WHAT IS NEEDED: Extract each line of the records below that contains the word "insert".

Items from a data source
========

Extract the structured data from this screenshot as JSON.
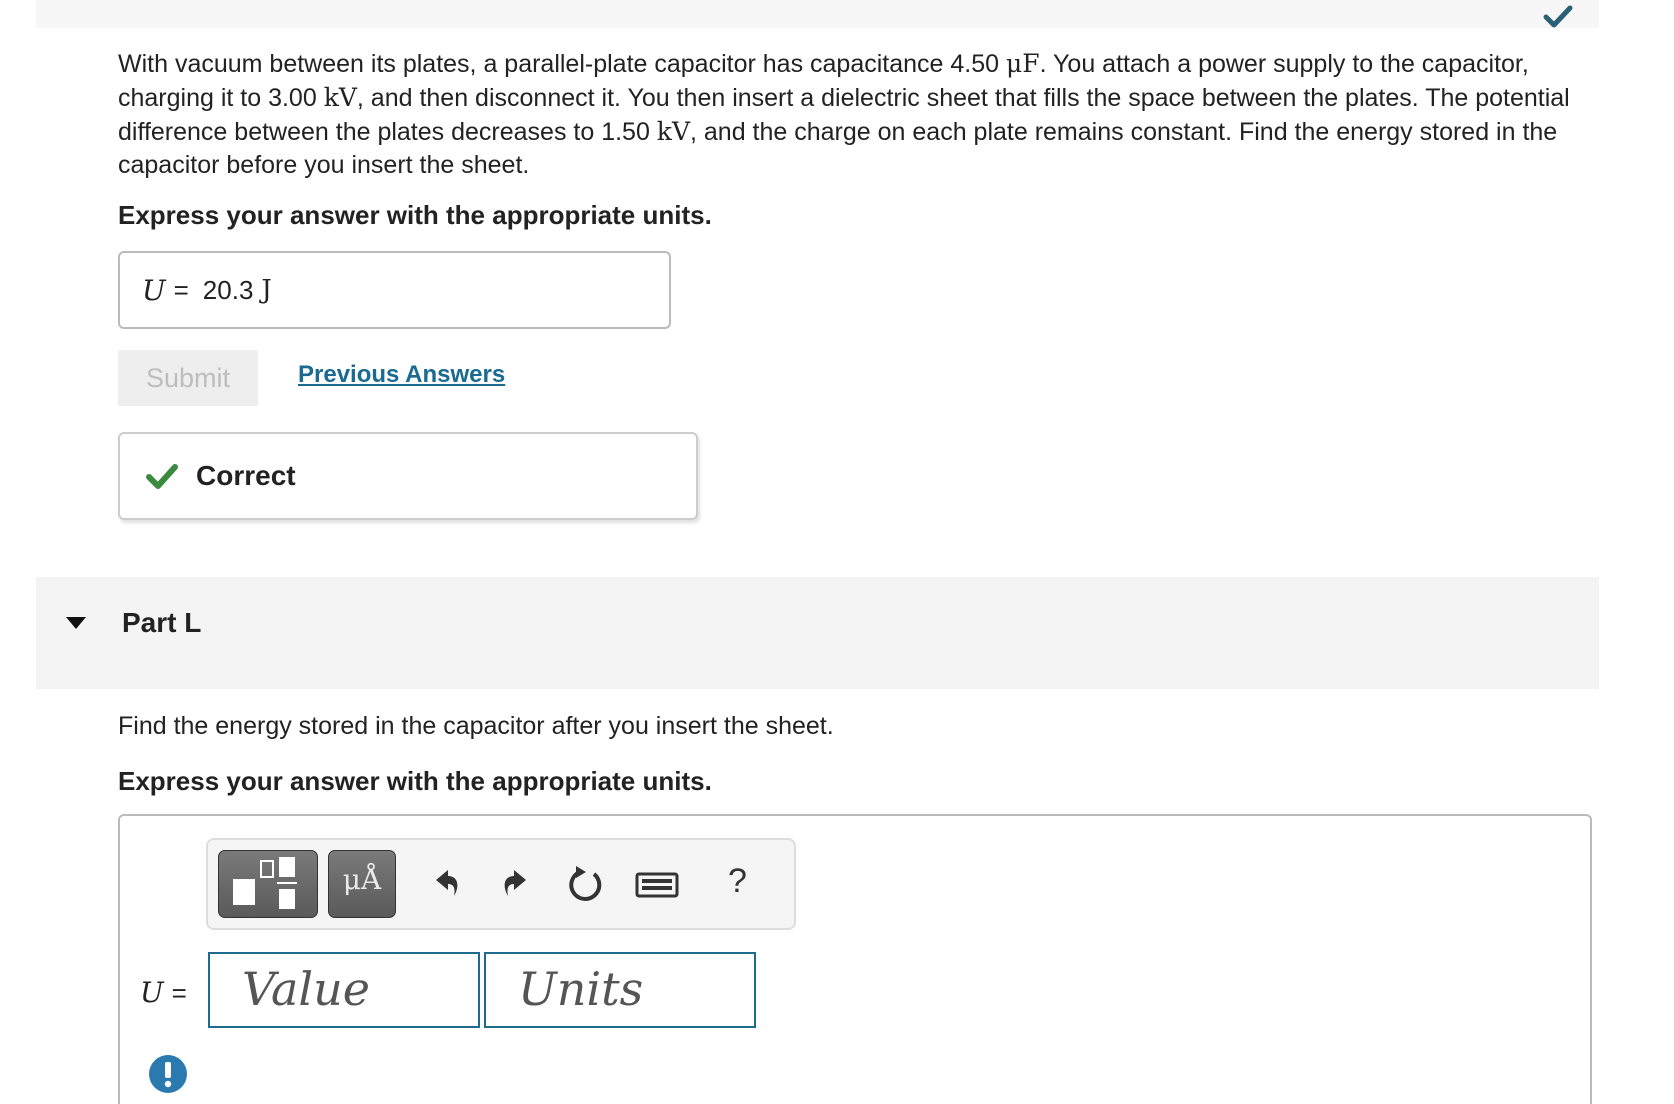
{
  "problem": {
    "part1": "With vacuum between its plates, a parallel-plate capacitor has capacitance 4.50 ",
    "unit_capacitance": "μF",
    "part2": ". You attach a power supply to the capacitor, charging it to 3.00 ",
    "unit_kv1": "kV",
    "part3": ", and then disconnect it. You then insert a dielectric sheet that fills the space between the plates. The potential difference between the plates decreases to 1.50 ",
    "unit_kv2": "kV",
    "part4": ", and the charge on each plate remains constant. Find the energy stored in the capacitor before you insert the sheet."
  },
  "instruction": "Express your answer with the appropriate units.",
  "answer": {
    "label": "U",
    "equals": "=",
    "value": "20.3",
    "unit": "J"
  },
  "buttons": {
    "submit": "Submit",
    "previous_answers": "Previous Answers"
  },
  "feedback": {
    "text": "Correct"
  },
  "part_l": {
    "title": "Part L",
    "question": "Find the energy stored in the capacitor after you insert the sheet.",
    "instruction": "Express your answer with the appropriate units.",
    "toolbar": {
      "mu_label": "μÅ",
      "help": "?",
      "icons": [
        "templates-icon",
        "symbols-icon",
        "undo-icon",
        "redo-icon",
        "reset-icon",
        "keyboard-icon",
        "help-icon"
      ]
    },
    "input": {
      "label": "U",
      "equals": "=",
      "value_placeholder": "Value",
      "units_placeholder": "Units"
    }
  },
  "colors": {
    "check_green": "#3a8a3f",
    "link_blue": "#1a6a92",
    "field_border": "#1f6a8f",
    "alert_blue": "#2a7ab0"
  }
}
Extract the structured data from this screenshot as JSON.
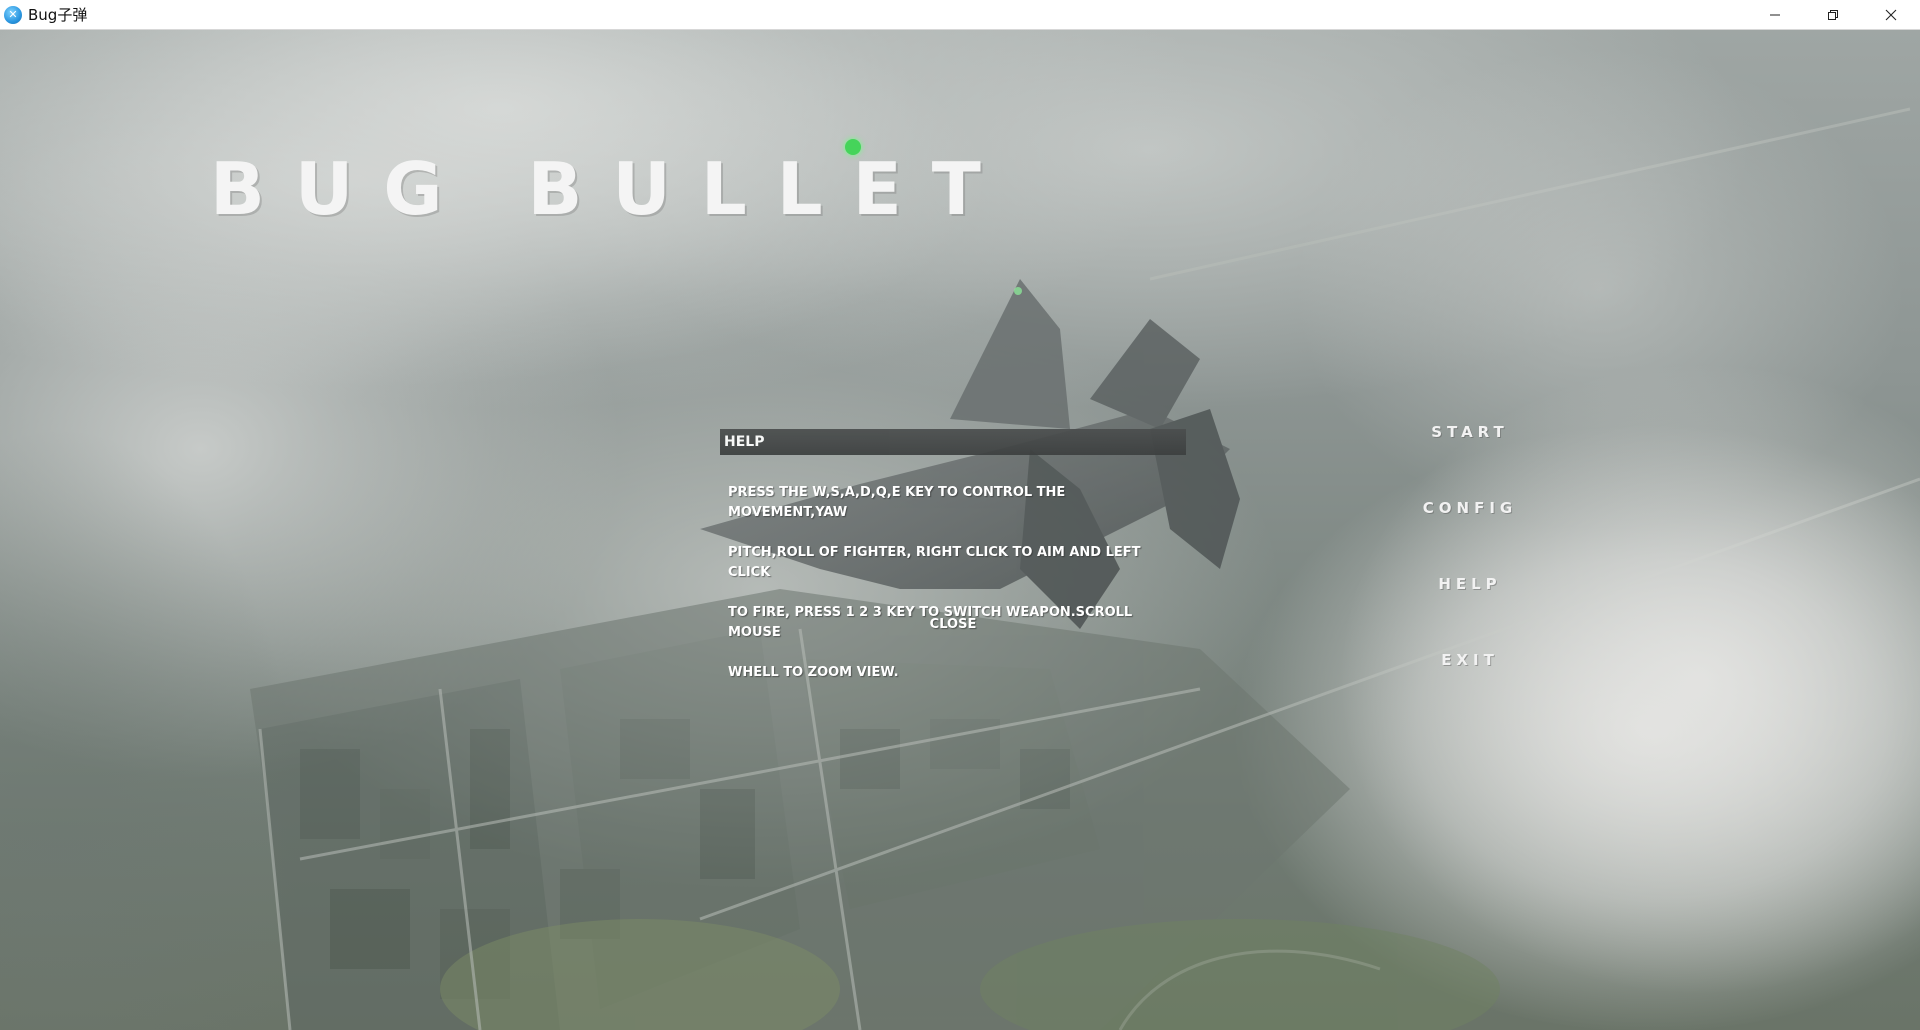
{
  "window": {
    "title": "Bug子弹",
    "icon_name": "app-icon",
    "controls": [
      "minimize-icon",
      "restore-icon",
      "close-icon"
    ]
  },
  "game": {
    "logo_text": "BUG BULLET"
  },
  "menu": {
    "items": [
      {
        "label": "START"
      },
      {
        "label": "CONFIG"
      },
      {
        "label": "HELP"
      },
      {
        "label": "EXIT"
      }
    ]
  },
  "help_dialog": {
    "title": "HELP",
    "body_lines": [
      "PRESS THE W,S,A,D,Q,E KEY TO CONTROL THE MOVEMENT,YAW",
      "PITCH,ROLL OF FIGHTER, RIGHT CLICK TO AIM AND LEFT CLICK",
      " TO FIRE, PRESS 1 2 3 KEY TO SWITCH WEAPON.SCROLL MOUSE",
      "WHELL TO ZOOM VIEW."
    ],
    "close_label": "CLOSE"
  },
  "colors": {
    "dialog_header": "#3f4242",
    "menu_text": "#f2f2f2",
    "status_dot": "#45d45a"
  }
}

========

TASK OUTPUT:
    "part3": ", and then disconnect it. You then insert a dielectric sheet that fills the space between the plates. The potential difference between the plates decreases to 1.50 ",
    "part4": ", and the charge on each plate remains constant. Find the energy stored in the capacitor before you insert the sheet."
    "question": "Find the energy stored in the capacitor after you insert the sheet.",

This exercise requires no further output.